Similar to traffic signals, stop signs must meet warrants (guidelines) for installation. If you would like request that a study be performed to evaluate a location for a stop sign, please contact us.
The Traffic Engineering Division gets over 200 requests, suggestions, and complaints each year and investigates each one as quickly as possible. We value your input and appreciate your patience and understanding while we are resolving problems or answering your questions.
If you feel there is a lack of lighting on your residential street and would like to petition for additional street lights on your street, you may submit your request via email or by calling 530-661-5820.
If there is an obvious malfunction with an existing City traffic signal, please contact the City of Woodland Public Works Municipal Service Center at 530-661-5962 during normal business hours. Malfunctions include a signal that has been knocked over, a signal that is stuck in red phase, or not turning green for a particular direction, or a signal with lights out.
Please be prepared to provide the location of the signal (the intersecting streets), the direction in which it is affecting, and a description of the problem.
The City of Woodland typically will not place temporary stop signs at an intersection with inoperative traffic signals because it is the recommendation of the State and Federal guidelines to not post temporary signs. One of the major reasons for the guideline is that if the signal returns to power and is operating with a stop sign in place, it causes confusion for the drivers, and creates traffic conflicts.
Please visit our Neighborhood Traffic Management Program information page for more information.
In most cases, lowering the speed limit on certain streets will not slow traffic. The majority of motorists travel at a speed in which they feel is reasonable speed given the surroundings of the street, regardless of what the posted speed limit signs read. The basic speed law states that no person shall drive at a speed greater than is reasonable or prudent.
Therefore, the State of California has established the 85th percentile, or critical speed as the sensible speed. This is the speed at which 85% of the motorists are traveling at or below.
Stop signs are not a traffic calming method for speed reduction and in most cases will actually increase mid-block speeds as people speed to 'regain' time lost by stopping. Stop signs can only be posted in warranted locations. If you would like to request a stop sign please contact us.
The convenient street parking and several parking lots in downtown Woodland are close to Main Street and range from all day to hourly. See a map (PDF) that shows all of the public parking lots in the downtown area. For more information about parking in Woodland, please see the Downtown Parking Management Plans.
View an informational flyer on crosswalks (PDF).
The City ordinance reads that no foliage or structural features shall extend into the cross visibility area between three and one-half feet and seven feet above the surface of the public sidewalk area or shoulder. The intent of this restriction is to keep free a walkway without interference by or with vehicular travel.

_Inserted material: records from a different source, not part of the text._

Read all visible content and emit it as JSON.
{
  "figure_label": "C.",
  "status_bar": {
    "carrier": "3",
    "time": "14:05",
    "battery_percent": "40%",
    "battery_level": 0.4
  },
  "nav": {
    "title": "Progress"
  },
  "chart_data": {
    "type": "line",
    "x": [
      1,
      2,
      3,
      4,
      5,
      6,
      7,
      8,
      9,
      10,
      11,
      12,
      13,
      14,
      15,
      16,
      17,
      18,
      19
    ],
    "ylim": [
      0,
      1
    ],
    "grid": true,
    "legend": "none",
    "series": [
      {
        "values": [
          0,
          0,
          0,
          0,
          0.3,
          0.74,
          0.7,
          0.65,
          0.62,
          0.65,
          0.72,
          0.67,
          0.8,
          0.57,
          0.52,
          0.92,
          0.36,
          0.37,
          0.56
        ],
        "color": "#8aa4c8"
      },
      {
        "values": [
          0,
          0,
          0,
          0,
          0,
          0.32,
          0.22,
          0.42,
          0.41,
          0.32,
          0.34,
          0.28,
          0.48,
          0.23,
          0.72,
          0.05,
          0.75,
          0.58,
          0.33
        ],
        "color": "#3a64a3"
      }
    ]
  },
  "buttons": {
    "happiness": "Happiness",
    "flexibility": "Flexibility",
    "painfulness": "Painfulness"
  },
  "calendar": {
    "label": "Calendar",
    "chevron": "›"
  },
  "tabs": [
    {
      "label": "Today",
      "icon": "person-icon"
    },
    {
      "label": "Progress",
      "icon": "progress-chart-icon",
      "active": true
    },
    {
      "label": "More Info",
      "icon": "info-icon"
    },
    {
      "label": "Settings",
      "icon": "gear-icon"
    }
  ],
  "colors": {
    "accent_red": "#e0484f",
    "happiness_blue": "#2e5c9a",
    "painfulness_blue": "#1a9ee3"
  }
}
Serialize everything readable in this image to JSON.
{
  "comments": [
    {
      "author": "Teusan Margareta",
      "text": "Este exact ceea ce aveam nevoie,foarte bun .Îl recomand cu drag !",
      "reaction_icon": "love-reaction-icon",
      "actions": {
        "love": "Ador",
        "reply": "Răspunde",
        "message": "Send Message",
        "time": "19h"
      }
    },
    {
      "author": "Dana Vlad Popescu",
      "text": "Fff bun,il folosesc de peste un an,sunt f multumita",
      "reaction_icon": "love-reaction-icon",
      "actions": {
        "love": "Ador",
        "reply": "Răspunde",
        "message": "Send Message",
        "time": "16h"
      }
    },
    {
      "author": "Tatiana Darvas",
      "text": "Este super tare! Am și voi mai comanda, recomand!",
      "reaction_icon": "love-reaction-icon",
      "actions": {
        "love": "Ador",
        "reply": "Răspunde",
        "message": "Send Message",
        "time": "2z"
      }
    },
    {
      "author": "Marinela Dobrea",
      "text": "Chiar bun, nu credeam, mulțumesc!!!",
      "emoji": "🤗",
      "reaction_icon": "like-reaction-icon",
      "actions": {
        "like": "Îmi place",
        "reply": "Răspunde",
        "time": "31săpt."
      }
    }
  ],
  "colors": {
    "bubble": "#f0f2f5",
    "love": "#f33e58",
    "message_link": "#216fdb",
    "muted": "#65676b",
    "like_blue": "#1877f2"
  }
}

No encroachment of any nature will be permitted or maintained which impedes, obstructs or denies such pedestrian or other lawful travel within the limits of the right-of-way or which impairs sight distance for safe pedestrian or vehicular traffic. Furthermore, the permitted or the owner of the adjacent property shall maintain the hedges, shrubs, walls, fences or similar structures erected for landscaping purposes in a neat and orderly condition at all times.
Please contact the City of Woodland Public Works Department at 530-661-5962.
With the passage of Measure E, the City set a goal of resurfacing every local street within the life of the sales tax measure. Currently we are on track to meet that goal by 2018 with the tax sunsets. If you would like information specific to your street or neighborhood please contact us.
Streets that are scheduled to be resurfaced generally need significant prep work provided first. In some cases, the amount of prep work is extensive and residents on occasion don't realize that it is only prep work. The final product however may be a slurry seal or cape seal applied one year following the prep work.
There are various levels of resurfacing needs however history has shown that maintaining good roads in condition is significantly less expensive than waiting until they fail and completely rebuilding them. The purpose of sealing the roads is to protect against premature aging and extend the life of the asphalt. Think of it like sunblock for your roads! If you have further questions, please contact us.
Please contact the City of Woodland Police Department at 530-661-7800.
If the pole is metal or concrete, please contact the City of Woodland Public Works Department at 530-661-5962. Please note the pole number indicated approximately 8 inches above the ground.
If the pole is wooden, please contact Pacific Gas and Electric Company at 800-743-5000.
Different styles of lights work at different color temperatures. Most of the white or blue looking lights are the newly installed LED light fixtures that were installed as an energy and money saving measure. The yellowish colored lights are typically high pressure sodium lights.
Most of the City's traffic signals have a way to detect vehicles and bicycles. Some locations have a loop of wire placed in the roadway that can determine when a vehicle or bicycle is present. Many newer signals have the bicycle detector symbol (small bike symbol) on the loop in the locations where a cyclist is most likely to be detected by a signal.
In a few locations where traffic loops are not feasible, the City has used video detection. The video detection system works by providing an image to a small computer that can detect a change in the image and determine the presence of a vehicle or bicycle.
Video detection can sometimes be compromised by the environment: fog, dust, shadows, trees, headlights and the reflection of the son on the asphalt can all have adverse effects on the accuracy of detection.